The pain of not being heard, or betrayed, lied to or criticized are examples of experiences from our past that become sensitivities we bring into our present relationships. We become vigilant to these behaviors in others, and it takes only a hint of the original betrayal to cause a reaction. Sensitivities are the fragile areas of our psyche that are like open wounds. Any slight touch stings with pain and intolerance. The emotional reactions that erupt out of this pain take on proportions that exceed the situation. Our response is justified with an internal logic that supports the perspective that our partner has purposefully hurt us. Our sensitivities tend to create more of what we don’t want because others will perceive our response as unreasonable. It is unreasonable because the recipient of such emotional outpouring is held responsible for more than their behavior. People don’t respond well to this. As a partner on the receiving end you are left confused by the distortion of your experience, which can lead to defensiveness. A defensive response denies the pain of the person with the sensitivity.

Relationships can be a minefield of sensitivities that we try to dodge, control, or disarm forming patterns of relating. Paradoxically these ways of relating will create more of what we are trying to avoid or will end up treating others in the same way. The more unconscious of our sensitivities, our relationships will tend to escalate into a series of reactions which are out of our control.

So lets examine an example to explore this further.

A common sensitivity is not being heard. Typically what can happen is that inattentiveness is a signal that triggers feelings of anger, hurt and frustration. The person will have thoughts like; here we go again, why can’t they just listen, they are doing this on purpose, how many times do I have to say something, they don’t want to hear me, they obviously think I have nothing important to say. These thoughts are informed by beliefs that originate in early experiences. Such beliefs might be that they have to behave in certain ways to be heard or that there is no point saying anything as they wont be heard. So behavior can range from intense emotionally demanding behavior to shutting down immediately. The result of both these habits is to not be heard and/or not hear the other person.

The person who is being accused of not listening at first may be bewildered by the accusation and strength of emotion coming at them. They may try to express what was going on for them in the situation but find the demanding behavior serves to silence them. The person who is accused develops patterns of responding that often reinforce the beliefs in their partner of not being heard. Demanding behaviour can produce a hostile interaction or withdrawal. In the case of their partner shutting down this can cause a lot of confusion, often not knowing there is a problem until both partners feel disconnected.
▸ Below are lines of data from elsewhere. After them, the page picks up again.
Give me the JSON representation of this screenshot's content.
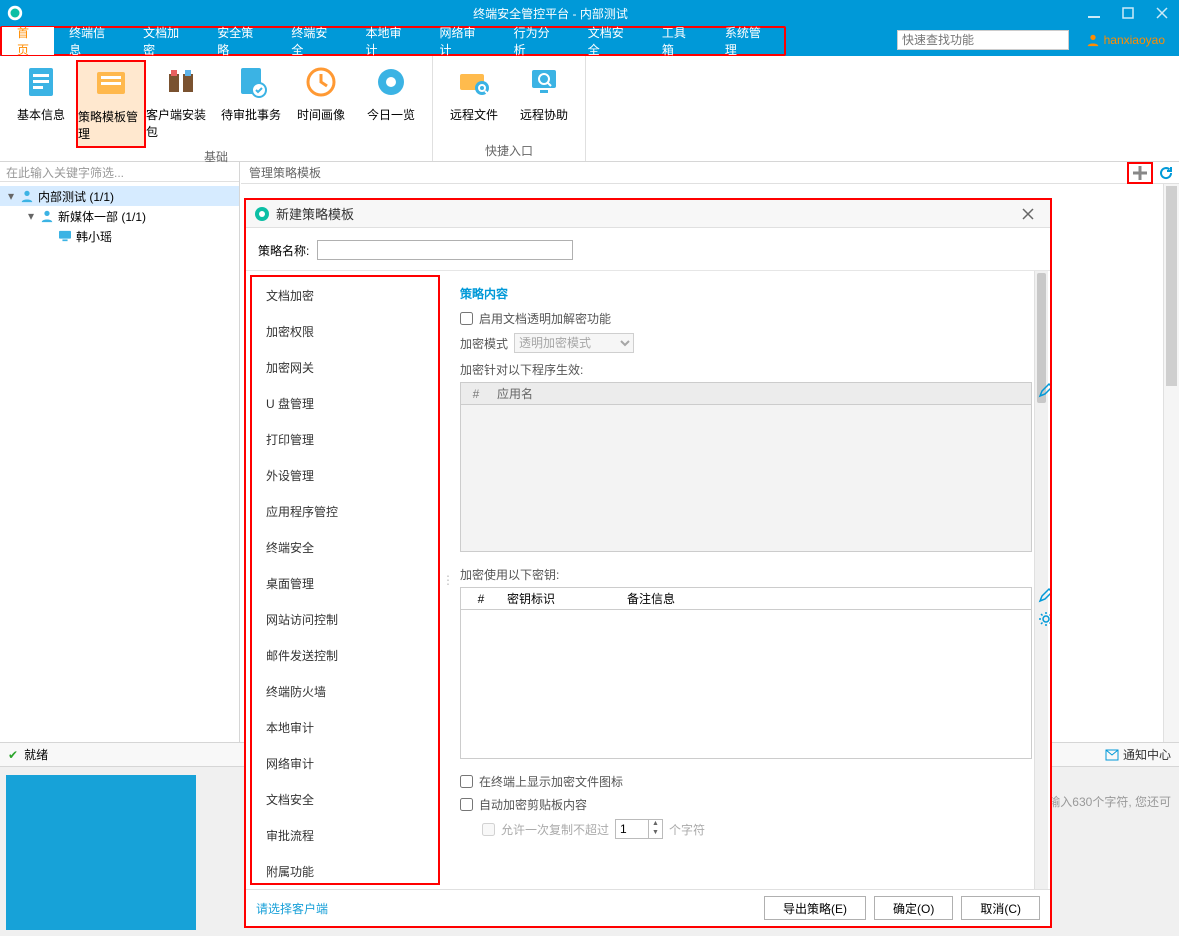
{
  "window": {
    "title": "终端安全管控平台 - 内部测试"
  },
  "search_placeholder": "快速查找功能",
  "user": "hanxiaoyao",
  "menu": [
    "首页",
    "终端信息",
    "文档加密",
    "安全策略",
    "终端安全",
    "本地审计",
    "网络审计",
    "行为分析",
    "文档安全",
    "工具箱",
    "系统管理"
  ],
  "ribbon": {
    "group1": {
      "caption": "基础",
      "items": [
        "基本信息",
        "策略模板管理",
        "客户端安装包",
        "待审批事务",
        "时间画像",
        "今日一览"
      ]
    },
    "group2": {
      "caption": "快捷入口",
      "items": [
        "远程文件",
        "远程协助"
      ]
    }
  },
  "tree_filter_placeholder": "在此输入关键字筛选...",
  "tree": {
    "root": "内部测试 (1/1)",
    "child": "新媒体一部 (1/1)",
    "leaf": "韩小瑶"
  },
  "right_header": "管理策略模板",
  "status_ready": "就绪",
  "notif": "通知中心",
  "bottom_hint": "输入630个字符, 您还可",
  "dialog": {
    "title": "新建策略模板",
    "name_label": "策略名称:",
    "left_items": [
      "文档加密",
      "加密权限",
      "加密网关",
      "U 盘管理",
      "打印管理",
      "外设管理",
      "应用程序管控",
      "终端安全",
      "桌面管理",
      "网站访问控制",
      "邮件发送控制",
      "终端防火墙",
      "本地审计",
      "网络审计",
      "文档安全",
      "审批流程",
      "附属功能"
    ],
    "content_title": "策略内容",
    "chk_enable": "启用文档透明加解密功能",
    "mode_label": "加密模式",
    "mode_value": "透明加密模式",
    "apply_label": "加密针对以下程序生效:",
    "app_col_hash": "#",
    "app_col_name": "应用名",
    "key_label": "加密使用以下密钥:",
    "key_col_hash": "#",
    "key_col_id": "密钥标识",
    "key_col_note": "备注信息",
    "chk_show": "在终端上显示加密文件图标",
    "chk_clip": "自动加密剪贴板内容",
    "clip_limit_pre": "允许一次复制不超过",
    "clip_limit_val": "1",
    "clip_limit_post": "个字符",
    "hint": "请选择客户端",
    "btn_export": "导出策略(E)",
    "btn_ok": "确定(O)",
    "btn_cancel": "取消(C)"
  }
}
These interactions around sensitivities prevent you from dealing effectively with your responses to each other and understanding what is going on. In addition, as you can see from the above example you both will end up not hearing each other.

Ways to deal with your sensitivities.

Sensitivities are reactions of the nervous system and are based in the body even though there are beliefs and thoughts associated with it. Learning ways to be in your body and ‘regulate’ your system is important. Yoga, exercise, meditation are all ways that can help.

Counselling with a therapist who has a mind/body approach is helpful. Learning to reduce the activation is what is called regulation. Being able to process those feelings and reactions so that you can integrate and release the trauma in your body.
Once you have more awareness of what is going on for you – share that with your partner. Understanding will help when it comes up in your relationship.

Deal with what is happening in the moment. Resist thinking in terms of ‘always’ and ‘never’. Sensitivities tend to get generalized.

Take time to explore what is happening with your partner, ask questions before you come to your conclusions.

Look at how you might be setting things up to reinforce your sensitivity. E.g. in the above example I often find people ask for attention at the worst possible times, and then wonder why their partner is distracted.

Author's Bio: 

Delyse Ledgrd is a relationship counsellor and psychotherapist working in Vancouver BC. She has over 25 years experience in the counseliing field. You can visit her website at